M Rivette includes the Pirandello play to mirror, perhaps, the offstage events, as a kind of parallel backdrop to our sextet's shenanigans. The play relates the story of an amnesic woman trying to sort out who she is, as she returns to a husband she does not remember. In the play, the question of identity is explored. Can one really know anyone? Our six characters think that they do know the people around them. (Viewers unfamiliar with the play may find these staged scenes to distract more than enlighten. Nevertheless, the film loses little by their exclusion. On the other hand, paying closer heed to the play's excerpts in another viewing might not be a bad idea.)
The threads of relationships will intertwine in various and unexpected ways; some ties will be forged and some also broken. Eventually all the messy entanglements sort themselves out. In the finale, the cast moves wholly into the world of the theatre. M Rivette stages a whimsical and comically absurd dance (in a scene reminiscent of Max Ophuls' La Ronde) that closes this comic tale of romantic mishaps on a light and pleasant note (actually, to Peggy Lee's cool, sexy and vibrant rendition of Senza Fine / Without End). Here "real life", cinema and theatre all blend into one another.
Our protagonists come away a bit wiser for all their preceding couplings and uncouplings, taking decisions based on a lot of uncertainties. How do we know when we truly love another, or when another truly loves us? As the film's title might suggest, love still remains beyond the understanding of mortals, least of all by those enmeshed in it. We can only watch its consequences play out, those strange and sometimes wonderful things we are driven to do—or prevented from doing—for the sake of love. Our characters all fall victim to human frailty in matters of the heart—for who can truly fathom the inner workings of that mysterious seat of emotion and desire?
While the final sequence may please many, it may also disappoint some, especially those used to literal onscreen storytelling. Few, though, will deny that they had fun on the cinematic journey towards that gentle dénouement .

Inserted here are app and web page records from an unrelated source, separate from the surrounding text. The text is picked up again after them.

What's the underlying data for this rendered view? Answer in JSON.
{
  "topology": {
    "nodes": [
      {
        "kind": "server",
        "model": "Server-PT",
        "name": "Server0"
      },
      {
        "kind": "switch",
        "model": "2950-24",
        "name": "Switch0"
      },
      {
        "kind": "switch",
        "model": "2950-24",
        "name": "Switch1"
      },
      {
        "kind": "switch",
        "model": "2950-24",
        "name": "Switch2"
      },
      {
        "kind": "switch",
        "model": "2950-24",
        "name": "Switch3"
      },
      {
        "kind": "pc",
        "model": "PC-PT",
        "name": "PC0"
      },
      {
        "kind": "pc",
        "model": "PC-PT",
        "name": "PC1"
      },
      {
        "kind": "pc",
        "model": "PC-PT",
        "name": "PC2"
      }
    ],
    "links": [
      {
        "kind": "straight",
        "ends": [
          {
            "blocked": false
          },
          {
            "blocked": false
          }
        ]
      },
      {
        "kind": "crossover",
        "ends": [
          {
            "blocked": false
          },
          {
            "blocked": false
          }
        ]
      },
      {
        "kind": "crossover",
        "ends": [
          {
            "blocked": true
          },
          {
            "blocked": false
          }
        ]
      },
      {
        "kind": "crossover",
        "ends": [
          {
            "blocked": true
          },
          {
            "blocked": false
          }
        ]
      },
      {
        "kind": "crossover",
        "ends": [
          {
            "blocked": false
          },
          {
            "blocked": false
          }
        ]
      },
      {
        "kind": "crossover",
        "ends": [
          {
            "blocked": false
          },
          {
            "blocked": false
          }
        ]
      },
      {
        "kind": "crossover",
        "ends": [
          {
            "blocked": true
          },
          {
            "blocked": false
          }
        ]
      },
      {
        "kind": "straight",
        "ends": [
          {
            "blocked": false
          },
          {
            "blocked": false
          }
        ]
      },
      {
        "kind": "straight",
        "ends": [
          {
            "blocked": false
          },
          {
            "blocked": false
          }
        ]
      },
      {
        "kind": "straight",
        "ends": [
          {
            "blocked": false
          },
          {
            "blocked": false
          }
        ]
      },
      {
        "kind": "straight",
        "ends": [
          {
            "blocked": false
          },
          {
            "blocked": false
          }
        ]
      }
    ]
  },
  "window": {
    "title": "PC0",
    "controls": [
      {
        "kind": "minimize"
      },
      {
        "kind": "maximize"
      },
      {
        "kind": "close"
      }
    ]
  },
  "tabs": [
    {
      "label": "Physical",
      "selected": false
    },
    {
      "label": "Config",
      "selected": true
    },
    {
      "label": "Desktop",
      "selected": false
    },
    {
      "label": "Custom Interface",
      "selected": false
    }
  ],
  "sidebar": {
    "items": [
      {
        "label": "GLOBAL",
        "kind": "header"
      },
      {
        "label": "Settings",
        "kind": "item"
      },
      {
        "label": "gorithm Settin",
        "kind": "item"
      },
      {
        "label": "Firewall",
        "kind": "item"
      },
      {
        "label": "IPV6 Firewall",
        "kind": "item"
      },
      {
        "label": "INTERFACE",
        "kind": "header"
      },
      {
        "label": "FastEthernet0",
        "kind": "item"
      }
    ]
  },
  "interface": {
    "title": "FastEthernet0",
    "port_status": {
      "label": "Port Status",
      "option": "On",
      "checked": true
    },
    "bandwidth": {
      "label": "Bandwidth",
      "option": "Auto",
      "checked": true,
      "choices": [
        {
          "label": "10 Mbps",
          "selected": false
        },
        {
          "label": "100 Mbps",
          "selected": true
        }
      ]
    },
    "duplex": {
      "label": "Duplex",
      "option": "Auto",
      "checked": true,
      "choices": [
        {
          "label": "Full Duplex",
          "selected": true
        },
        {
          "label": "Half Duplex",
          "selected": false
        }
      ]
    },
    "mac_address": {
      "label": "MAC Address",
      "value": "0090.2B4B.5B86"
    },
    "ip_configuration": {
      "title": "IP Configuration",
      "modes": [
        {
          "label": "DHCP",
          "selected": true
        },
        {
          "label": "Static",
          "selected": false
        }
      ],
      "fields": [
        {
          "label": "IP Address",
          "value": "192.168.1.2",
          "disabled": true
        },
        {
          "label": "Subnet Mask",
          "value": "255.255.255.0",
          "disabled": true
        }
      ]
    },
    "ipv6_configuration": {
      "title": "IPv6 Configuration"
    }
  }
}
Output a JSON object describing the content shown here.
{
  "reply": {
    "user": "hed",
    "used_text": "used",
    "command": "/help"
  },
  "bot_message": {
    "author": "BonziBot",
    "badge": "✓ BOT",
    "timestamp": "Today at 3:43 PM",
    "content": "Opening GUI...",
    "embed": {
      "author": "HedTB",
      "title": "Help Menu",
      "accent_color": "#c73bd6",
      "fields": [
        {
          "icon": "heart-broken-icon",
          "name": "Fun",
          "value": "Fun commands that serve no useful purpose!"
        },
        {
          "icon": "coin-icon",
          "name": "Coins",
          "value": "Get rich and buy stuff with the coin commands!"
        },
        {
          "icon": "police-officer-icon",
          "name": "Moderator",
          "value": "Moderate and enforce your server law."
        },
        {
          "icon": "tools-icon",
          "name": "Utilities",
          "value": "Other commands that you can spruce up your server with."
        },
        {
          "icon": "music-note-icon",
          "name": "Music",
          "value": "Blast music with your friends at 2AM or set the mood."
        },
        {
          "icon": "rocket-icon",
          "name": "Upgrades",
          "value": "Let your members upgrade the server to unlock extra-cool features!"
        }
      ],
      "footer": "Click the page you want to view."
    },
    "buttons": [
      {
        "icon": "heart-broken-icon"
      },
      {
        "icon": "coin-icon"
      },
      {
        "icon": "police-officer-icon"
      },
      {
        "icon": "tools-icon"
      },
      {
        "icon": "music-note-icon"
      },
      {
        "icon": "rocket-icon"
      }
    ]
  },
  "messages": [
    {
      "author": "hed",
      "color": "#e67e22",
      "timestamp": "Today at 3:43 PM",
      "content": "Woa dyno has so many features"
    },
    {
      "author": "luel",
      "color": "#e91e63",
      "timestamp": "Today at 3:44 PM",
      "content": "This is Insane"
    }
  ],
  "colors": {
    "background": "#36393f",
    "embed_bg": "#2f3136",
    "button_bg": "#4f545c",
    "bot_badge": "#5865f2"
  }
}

Credit for the sparkling script goes to Christine Laurent, Pascale Bonitzer and of course, M Rivette himself. Many thanks are due William Lubtchansky, for the pictures of a leafy Parisian park in all its springtime loveliness, the bright and vivid colors of a modern stage play, the comforting dull sheen of the large wooden tables at the library, the relaxed intimacy of a small dinner, and other milieux all meticulously, perfectly illuminated and photographed.

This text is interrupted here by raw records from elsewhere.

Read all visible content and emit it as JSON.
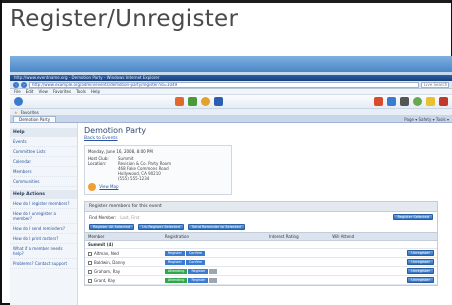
{
  "slide": {
    "title": "Register/Unregister"
  },
  "browser": {
    "title_bar": "http://www.eventname.org - Demotion Party - Windows Internet Explorer",
    "address": "http://www.example.org/admin/events/demotion-party/register?id=1049",
    "search_placeholder": "Live Search",
    "menu": [
      "File",
      "Edit",
      "View",
      "Favorites",
      "Tools",
      "Help"
    ],
    "favorites_label": "Favorites",
    "tab_label": "Demotion Party",
    "tab_tools": "Page ▾  Safety ▾  Tools ▾"
  },
  "sidebar": {
    "sections": [
      {
        "heading": "Help",
        "items": [
          "Events",
          "Committee Lists",
          "Calendar",
          "Members",
          "Communities"
        ]
      },
      {
        "heading": "Help Actions",
        "items": [
          "How do I register members?",
          "How do I unregister a member?",
          "How do I send reminders?",
          "How do I print rosters?",
          "What if a member needs help?",
          "Problems? Contact support"
        ]
      }
    ]
  },
  "main": {
    "page_title": "Demotion Party",
    "page_sub": "Back to Events",
    "info_heading": "Monday, June 16, 2008, 8:00 PM",
    "info_rows": [
      {
        "k": "Host Club:",
        "v": "Summit"
      },
      {
        "k": "Location:",
        "v": "Revision & Co. Party Room"
      },
      {
        "k": "",
        "v": "468 Fake Commons Road"
      },
      {
        "k": "",
        "v": "Hollywood, CA 90210"
      },
      {
        "k": "",
        "v": "(555) 555-1234"
      }
    ],
    "map_link": "View Map",
    "panel_heading": "Register members for this event",
    "filter_label": "Find Member:",
    "filter_value": "Last, First",
    "register_selected": "Register Selected",
    "buttons": [
      "Register All Selected",
      "Un-Register Selected",
      "Send Reminder to Selected"
    ],
    "columns": [
      "Member",
      "Registration",
      "Interest Rating",
      "Will Attend",
      ""
    ],
    "section_label": "Summit (4)",
    "rows": [
      {
        "name": "Altman, Ned",
        "status": "Register",
        "status2": "Confirm",
        "action": "Unregister"
      },
      {
        "name": "Baldwin, Danny",
        "status": "Register",
        "status2": "Confirm",
        "action": "Unregister"
      },
      {
        "name": "Graham, Ray",
        "status": "Attending",
        "status2": "Register",
        "action": "Unregister"
      },
      {
        "name": "Grant, Kay",
        "status": "Attending",
        "status2": "Register",
        "action": "Unregister"
      }
    ]
  },
  "colors": {
    "band": "#4a86c7",
    "title_text": "#4a4a4a",
    "accent_blue": "#3a7bd0",
    "accent_green": "#2fa84c"
  },
  "icons": [
    "back-icon",
    "forward-icon",
    "refresh-icon",
    "home-icon",
    "feed-icon",
    "print-icon",
    "favorites-star-icon",
    "map-pin-icon"
  ]
}
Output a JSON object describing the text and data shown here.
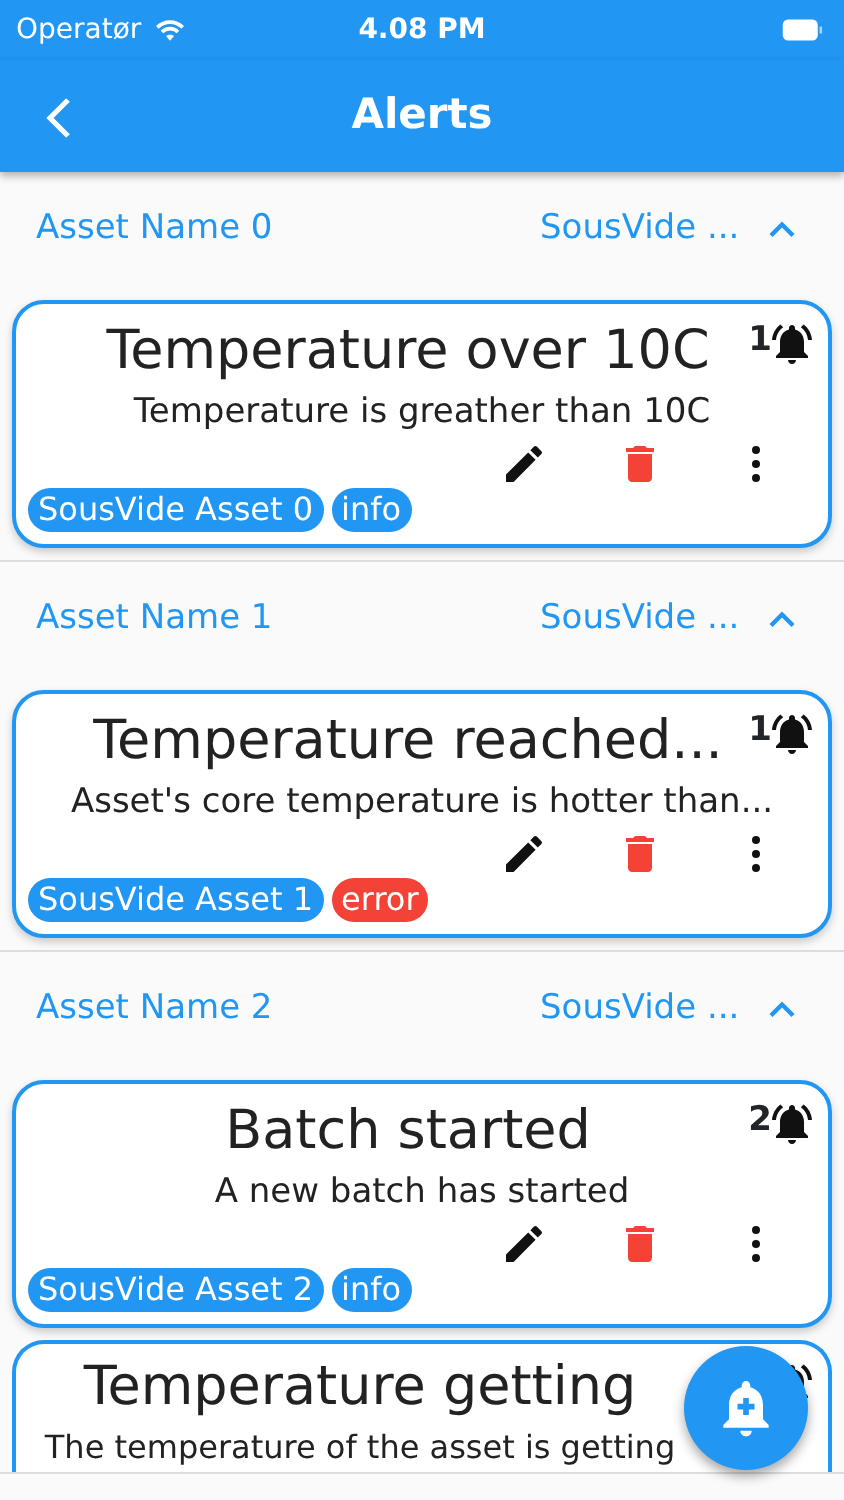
{
  "status_bar": {
    "carrier": "Operatør",
    "time": "4.08 PM"
  },
  "app_bar": {
    "title": "Alerts"
  },
  "groups": [
    {
      "asset_name": "Asset Name 0",
      "asset_type": "SousVide ...",
      "expanded": true,
      "alerts": [
        {
          "title": "Temperature over 10C",
          "count": "1",
          "description": "Temperature is greather than 10C",
          "tags": [
            {
              "label": "SousVide Asset 0",
              "color": "#2196f3"
            },
            {
              "label": "info",
              "color": "#2196f3"
            }
          ]
        }
      ]
    },
    {
      "asset_name": "Asset Name 1",
      "asset_type": "SousVide ...",
      "expanded": true,
      "alerts": [
        {
          "title": "Temperature reached...",
          "count": "1",
          "description": "Asset's core temperature is hotter than...",
          "tags": [
            {
              "label": "SousVide Asset 1",
              "color": "#2196f3"
            },
            {
              "label": "error",
              "color": "#f44336"
            }
          ]
        }
      ]
    },
    {
      "asset_name": "Asset Name 2",
      "asset_type": "SousVide ...",
      "expanded": true,
      "alerts": [
        {
          "title": "Batch started",
          "count": "2",
          "description": "A new batch has started",
          "tags": [
            {
              "label": "SousVide Asset 2",
              "color": "#2196f3"
            },
            {
              "label": "info",
              "color": "#2196f3"
            }
          ]
        },
        {
          "title": "Temperature getting",
          "description": "The temperature of the asset is getting"
        }
      ]
    }
  ]
}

At the helm of it all, using a sure but light hand is the master himself, Jacques Rivette. His well-known penchant for encouraging improvisation among his actors gives this film a stimulating spontaneity within a disciplined framework. He may have completed some seventy-four birthdays by now, but he retains an irrepressibly optimistic and youthful spirit in Va Savoir! that also betrays a kindness and understanding that come only with true wisdom.

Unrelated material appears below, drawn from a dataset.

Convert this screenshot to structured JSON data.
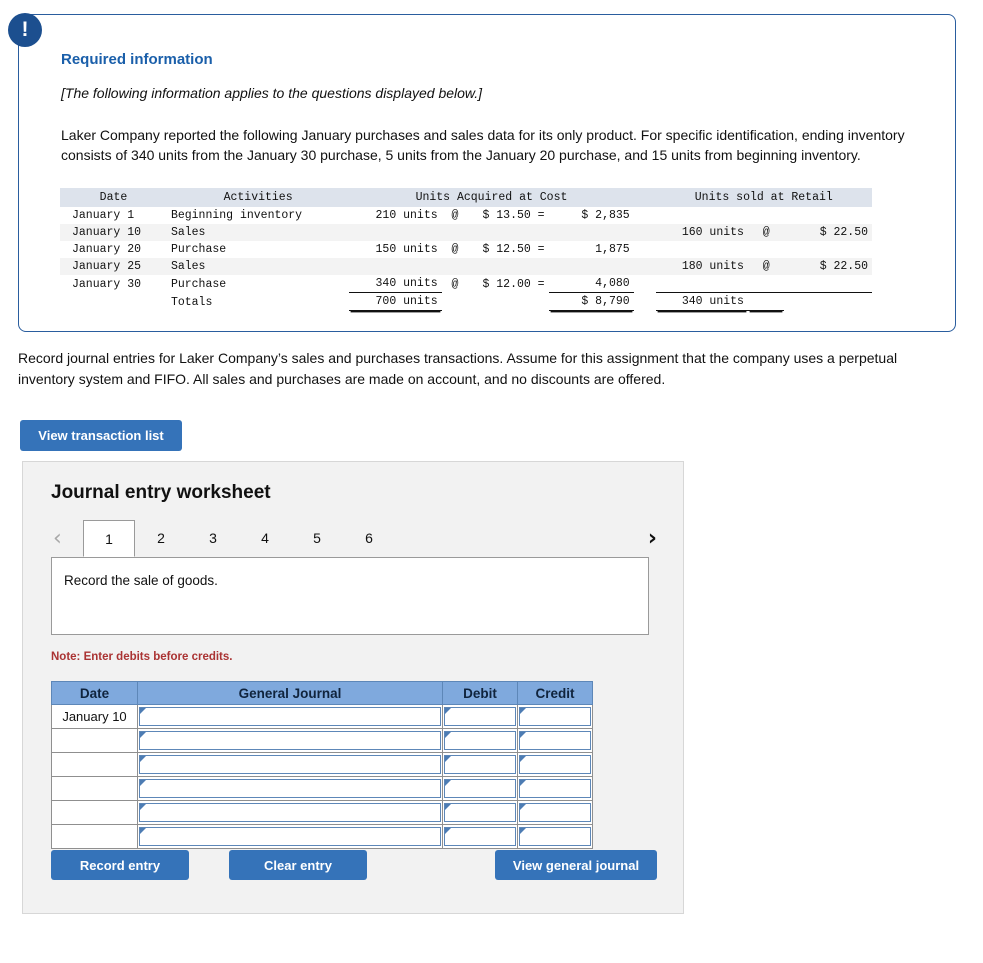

And all the forgoing has been a most miserable, wordy and roundabout attempt to simply say that this film, folks—Va Savoir!—is a genuine comedic delight you shouldn't miss.
Random film notes:
Running just under three hours (154 minutes), this film might be one of the shorter ones in the entire Rivette filmography.
The title in English is given officially as Who Knows?, but Go Figure! seems a better choice.
Unlike a lot of non-English-language DVDs, this one does give you the option to turn off the English subtitles.
And for those who really need to know, the video transfer is flawless, presented in widescreen format, and the French dialogue and Italian stage lines are digitally rendered in Dolby Surround. Besides the usual scene selections, a few movie trailers are also included.